Our Executive team and other relevant employees have been made aware of the risks of modern slavery and human trafficking, and our policies have been updated as set out above. The Working Group will look to improve this training throughout the year by improving the modern slavery risk induction for current and new employees.


As this is our first Statement, the overall effectiveness of our approach is difficult to gauge at present. Our Working Group will look to develop measures of effectiveness to be able to track progress in future reporting periods, including tracking metrics of compliant vs non-compliant suppliers and review of policies and processes to further embed modern slavery risk assessment into our daily practice.

We considered systematic improvement by our industry in minimising risks of modern slavery fundamental to the effectiveness of our own work in this regard. Accordingly, one of the key areas for further development in the short term is a policy on how to address suppliers that cannot (or will not) provide their own Modern Slavery Transparency Statement or assurance that they can minimise risks in their own supply chain. For example, consideration is being given to how we might work with suppliers to highlight modern slavery risks (for those not currently subject to reporting requirements themselves) and at what point punitive measures should be employed against recalcitrant suppliers. We intend to report more on these measures in the next reporting period.


As noted, our Working Group has included representatives from each of our regions and operating entities in these regions. Those representatives have consulted wider amongst the local businesses in conducting the outlined due diligence. Our consultation has included representatives from our
finance, legal, business support and professional disciplines.

As noted below we will look to see how this may be expanded in future to others that we collaborate with.


Hassell is a member of the UN Global Compact that supports companies to do business responsibly by applying principles on human rights, labour, environment and anti-corruption.

Impact of Covid-19 Pandemic

Like many businesses, the Covid-19 pandemic necessitated a transition from our studios to remote and homebased working at various times during the year, and in some instances, this has continued into 2021. Whilst some projects went on hold, overall, the impact on our project work was not material and we are able to continue to service our projects under such circumstances. However, the business’s necessary focus on continuity and change management did impact our ability to address other priorities, including the preparation of this statement; hence some aspects of our response have been carried over into future periods.

Priorities for the 2021 reporting period

The following items have been identified as Modern Slavery Working Group priority actions for the next reporting period:

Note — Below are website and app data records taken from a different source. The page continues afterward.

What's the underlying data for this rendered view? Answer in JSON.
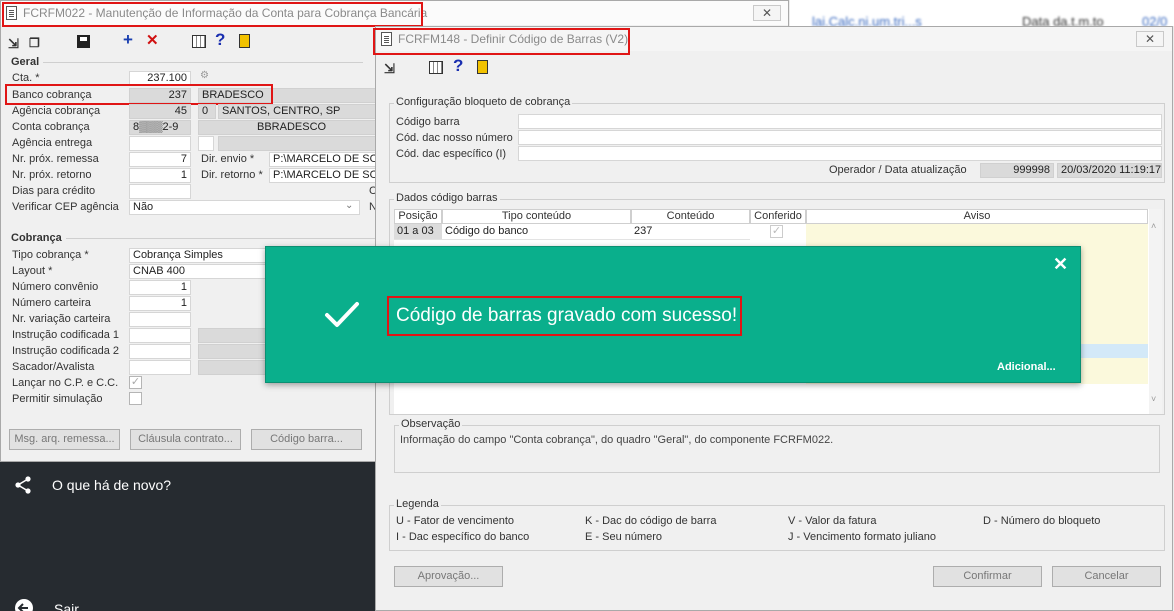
{
  "colors": {
    "toast_bg": "#0aaf8c",
    "highlight_red": "#e01515",
    "sidebar_bg": "#262b30"
  },
  "back_page": {
    "text1": "lai.Calc.ni.um.tri...s",
    "text2": "Data da.t.m.to",
    "text3": "02/0"
  },
  "win1": {
    "title": "FCRFM022 - Manutenção de Informação da Conta para Cobrança Bancária",
    "close": "✕",
    "geral": {
      "heading": "Geral",
      "cta_label": "Cta. *",
      "cta_value": "237.100",
      "banco_label": "Banco cobrança",
      "banco_code": "237",
      "banco_name": "BRADESCO",
      "agencia_label": "Agência cobrança",
      "agencia_code": "45",
      "agencia_dig": "0",
      "agencia_name": "SANTOS, CENTRO, SP",
      "conta_label": "Conta cobrança",
      "conta_value": "8▒▒▒2-9",
      "conta_name": "BBRADESCO",
      "agencia_entrega_label": "Agência entrega",
      "remessa_label": "Nr. próx. remessa",
      "remessa_value": "7",
      "retorno_label": "Nr. próx. retorno",
      "retorno_value": "1",
      "dias_label": "Dias para crédito",
      "cep_label": "Verificar CEP agência",
      "cep_value": "Não",
      "dir_envio_label": "Dir. envio *",
      "dir_envio_value": "P:\\MARCELO DE SOUZ",
      "dir_retorno_label": "Dir. retorno *",
      "dir_retorno_value": "P:\\MARCELO DE SOUZ",
      "c_label": "C",
      "n_label": "N"
    },
    "cobranca": {
      "heading": "Cobrança",
      "tipo_label": "Tipo cobrança *",
      "tipo_value": "Cobrança Simples",
      "layout_label": "Layout *",
      "layout_value": "CNAB 400",
      "convenio_label": "Número convênio",
      "convenio_value": "1",
      "carteira_label": "Número carteira",
      "carteira_value": "1",
      "variacao_label": "Nr. variação carteira",
      "instr1_label": "Instrução codificada 1",
      "instr2_label": "Instrução codificada 2",
      "sacador_label": "Sacador/Avalista",
      "lancar_label": "Lançar no C.P. e C.C.",
      "permitir_label": "Permitir simulação"
    },
    "buttons": {
      "msg": "Msg. arq. remessa...",
      "clausula": "Cláusula contrato...",
      "codigo": "Código barra..."
    }
  },
  "sidebar": {
    "novo": "O que há de novo?",
    "sair": "Sair"
  },
  "win2": {
    "title": "FCRFM148 - Definir Código de Barras (V2)",
    "close": "✕",
    "config": {
      "title": "Configuração bloqueto de cobrança",
      "codigo_barra_label": "Código barra",
      "dac_nosso_label": "Cód. dac nosso número",
      "dac_esp_label": "Cód. dac específico (I)",
      "operador_label": "Operador / Data atualização",
      "operador_value": "999998",
      "data_value": "20/03/2020 11:19:17"
    },
    "dados": {
      "title": "Dados código barras",
      "columns": [
        "Posição",
        "Tipo conteúdo",
        "Conteúdo",
        "Conferido",
        "Aviso"
      ],
      "row1": {
        "posicao": "01 a 03",
        "tipo": "Código do banco",
        "conteudo": "237"
      }
    },
    "observacao": {
      "title": "Observação",
      "text": "Informação do campo \"Conta cobrança\", do quadro \"Geral\", do componente FCRFM022."
    },
    "legenda": {
      "title": "Legenda",
      "items": [
        "U - Fator de vencimento",
        "K - Dac do código de barra",
        "V - Valor da fatura",
        "D - Número do bloqueto",
        "I - Dac específico do banco",
        "E - Seu número",
        "J - Vencimento formato juliano"
      ]
    },
    "buttons": {
      "aprovacao": "Aprovação...",
      "confirmar": "Confirmar",
      "cancelar": "Cancelar"
    }
  },
  "toast": {
    "message": "Código de barras gravado com sucesso!",
    "link": "Adicional...",
    "close": "✕"
  }
}
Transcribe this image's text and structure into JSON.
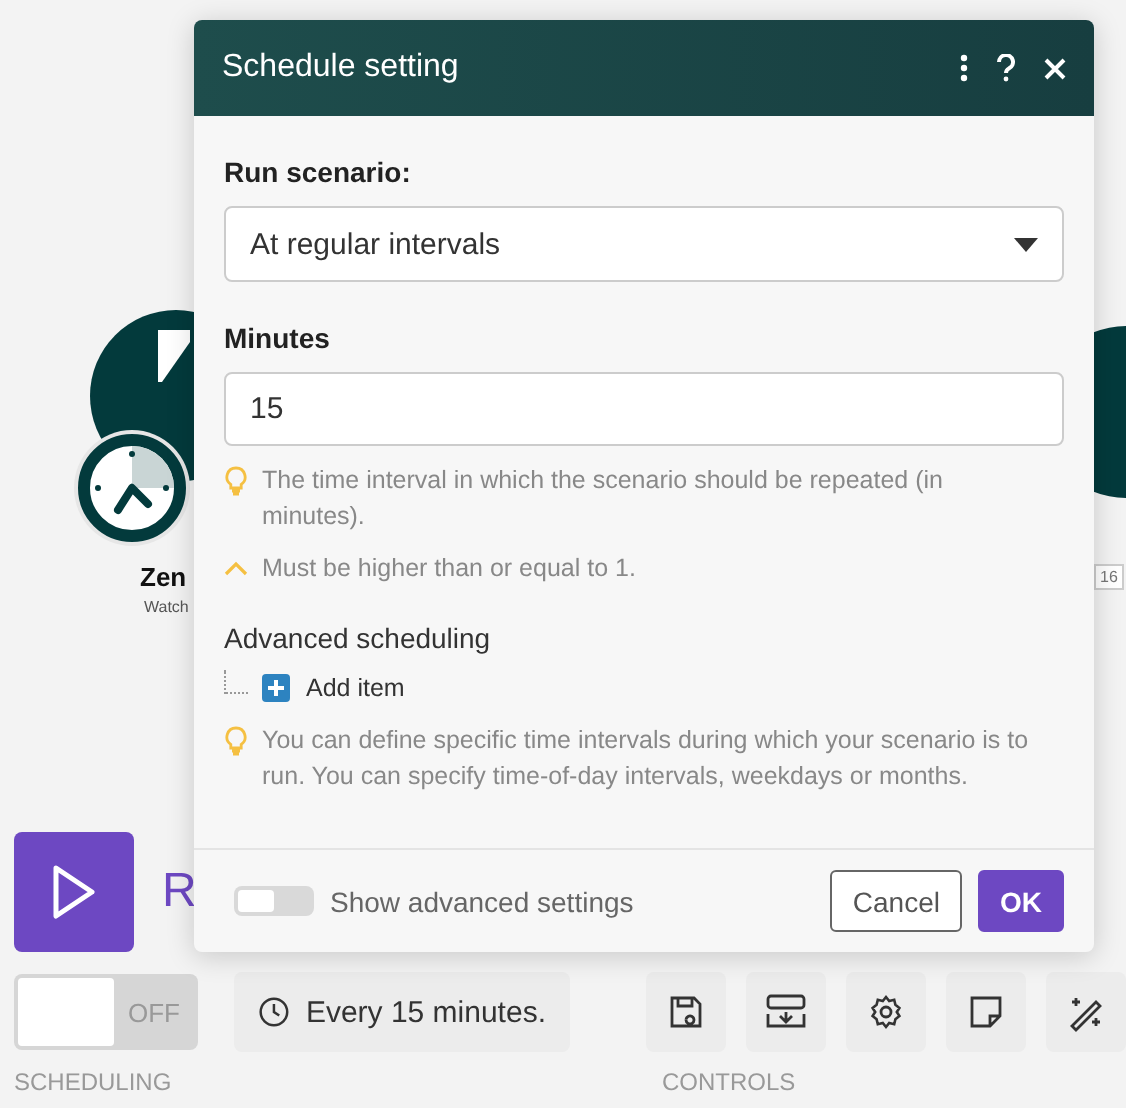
{
  "canvas": {
    "modules": [
      {
        "kind": "trigger",
        "title": "Zen",
        "subtitle": "Watch"
      },
      {
        "kind": "plain",
        "badge": "16"
      }
    ]
  },
  "dialog": {
    "title": "Schedule setting",
    "run_scenario": {
      "label": "Run scenario:",
      "value": "At regular intervals"
    },
    "minutes": {
      "label": "Minutes",
      "value": "15",
      "hint": "The time interval in which the scenario should be repeated (in minutes).",
      "validation": "Must be higher than or equal to 1."
    },
    "advanced_scheduling": {
      "label": "Advanced scheduling",
      "add_item": "Add item",
      "hint": "You can define specific time intervals during which your scenario is to run. You can specify time-of-day intervals, weekdays or months."
    },
    "footer": {
      "advanced_toggle": {
        "label": "Show advanced settings",
        "on": false
      },
      "buttons": [
        {
          "kind": "secondary",
          "label": "Cancel"
        },
        {
          "kind": "primary",
          "label": "OK"
        }
      ]
    }
  },
  "toolbar": {
    "run_label": "R",
    "scheduling": {
      "toggle": {
        "label": "OFF",
        "on": false
      },
      "schedule": "Every 15 minutes.",
      "section_label": "SCHEDULING"
    },
    "controls": {
      "section_label": "CONTROLS"
    }
  }
}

  • Risk assessment refinement – We will refine our methodology for risk assessment to target high-risk and high-effectiveness aspects of our supply chain
  • Effectiveness – As discussed under Criteria 5, we will develop measures of effectiveness to be able to track progress in future reporting periods
  • Consultation – We will explore opportunities for industry-wide consultation and action on modern slavery risks and we will implement in-house training on modern slavery risk assessment, including within our new employee induction processes.

This is a statement approved by the Hassell Board in accordance with s54(1) of the Modern Slavery Act 2015 (UK) and s14(1) of the Australian Modern Slavery Act 2018 for the year ended 30 June 2020.

The Board of Management of the Hassell group including the Directors of the reporting entity have considered and approved this statement and authorised it to be signed by the Managing Director.

Signed statements are available to the public on the Australian Border Force’s Online Register for Modern Slavery Statements.